As part of our recent library renovation, we made some improvements to the catalog search/event signup computers based on feedback from our patrons.

In addition to upgrading the machines to Windows 7, we broke up the centrally located circle of catalog search/event signup computers in order to distribute them throughout the library.  Now, two catalog search/event signup computers remain centrally located, and the others can be found on either end of the main room of the library (by the Teen Area and the Periodicals area).  As always, there is a separate catalog search computer in the Children’s Room.  Please note that a library card is not needed to access these computers.

The catalog search/event signup computer stands located at either end of the library are mounted to the wall.  By default, they are set to be standing stations, but the height of the unit can be adjusted to wheelchair or child height using the buttons on the front right of the keyboard tray:

Two catalog search computers are still located in the center of the library.  One is a standard walk-up station, and one is optimized for patrons who prefer to sit and/or view a screen in large print.  We hope to add a second seated catalog station in the future.

If you are interested in increasing the text size on this computer, click one of the icons to open a catalog or event page.  At the top of the screen, you should see a button labeled “Text Size”:

Click on the arrow to select a size, or click on the button itself to toggle between preset sizes.

Please let us know what you think about the changes (or suggest more improvements) in the comments below.  Your feedback helps us become a better library!

Apps to Help Identify a Tablet/Smartphone/Laptop Thief

11719567_sImage credit: seewhatmitchsee / 123RF Stock Photo

We all know tablets, smartphones, and laptops are attractive targets for thieves.  Not only is the equipment inherently valuable, but think of all the data, pictures, and account information you have saved on your phone!  The time to protect yourself is before your device is stolen.

MakeUseOf.com has written some helpful posts on how to prepare your devices for the worst case scenario.  I would recommend reading two short articles: Don’t Be a Victim: Practical Tips To Protect Your Smartphone From Theft and Identify the Guy Who Stole Your Phone, Tablet, or Laptop.

If thieves make you angry, and you would like to gloat at their humiliation and capture, try Revenge of the geek: MacBook thief made a fool of on YouTube.
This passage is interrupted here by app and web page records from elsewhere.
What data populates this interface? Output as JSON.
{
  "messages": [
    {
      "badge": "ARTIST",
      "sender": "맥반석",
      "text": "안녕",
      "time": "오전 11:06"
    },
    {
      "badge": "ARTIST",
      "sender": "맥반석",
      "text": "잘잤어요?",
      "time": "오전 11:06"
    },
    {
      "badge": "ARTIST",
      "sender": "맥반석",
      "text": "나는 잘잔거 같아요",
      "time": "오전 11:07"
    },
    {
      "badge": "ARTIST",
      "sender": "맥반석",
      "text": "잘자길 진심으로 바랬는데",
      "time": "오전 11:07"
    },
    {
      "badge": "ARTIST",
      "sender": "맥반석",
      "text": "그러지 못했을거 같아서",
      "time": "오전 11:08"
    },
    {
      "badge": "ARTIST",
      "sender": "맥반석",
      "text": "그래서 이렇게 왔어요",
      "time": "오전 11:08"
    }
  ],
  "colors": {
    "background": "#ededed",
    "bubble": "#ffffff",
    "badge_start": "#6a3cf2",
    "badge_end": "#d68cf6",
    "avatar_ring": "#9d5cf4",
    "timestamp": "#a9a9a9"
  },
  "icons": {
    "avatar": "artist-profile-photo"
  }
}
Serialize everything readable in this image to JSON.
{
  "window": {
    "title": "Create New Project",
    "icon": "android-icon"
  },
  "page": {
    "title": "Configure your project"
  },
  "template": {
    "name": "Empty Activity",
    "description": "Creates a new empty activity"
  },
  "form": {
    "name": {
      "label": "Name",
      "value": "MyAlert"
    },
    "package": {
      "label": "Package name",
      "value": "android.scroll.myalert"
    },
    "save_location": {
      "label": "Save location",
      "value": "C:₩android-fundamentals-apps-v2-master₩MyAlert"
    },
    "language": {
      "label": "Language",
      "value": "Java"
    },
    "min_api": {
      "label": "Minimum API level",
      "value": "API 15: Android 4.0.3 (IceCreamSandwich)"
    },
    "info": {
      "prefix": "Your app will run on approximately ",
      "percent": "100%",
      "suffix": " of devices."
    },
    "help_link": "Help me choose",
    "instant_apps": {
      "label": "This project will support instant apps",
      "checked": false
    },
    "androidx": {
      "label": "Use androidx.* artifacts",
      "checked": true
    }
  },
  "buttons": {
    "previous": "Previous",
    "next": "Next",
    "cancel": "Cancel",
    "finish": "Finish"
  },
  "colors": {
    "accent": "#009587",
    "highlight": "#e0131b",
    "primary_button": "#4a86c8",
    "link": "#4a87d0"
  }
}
The end of the article contains links to more stories of foiled electronics thieves.

Do you use a recovery tool not mentioned in the articles above?  Please share it the comments section below.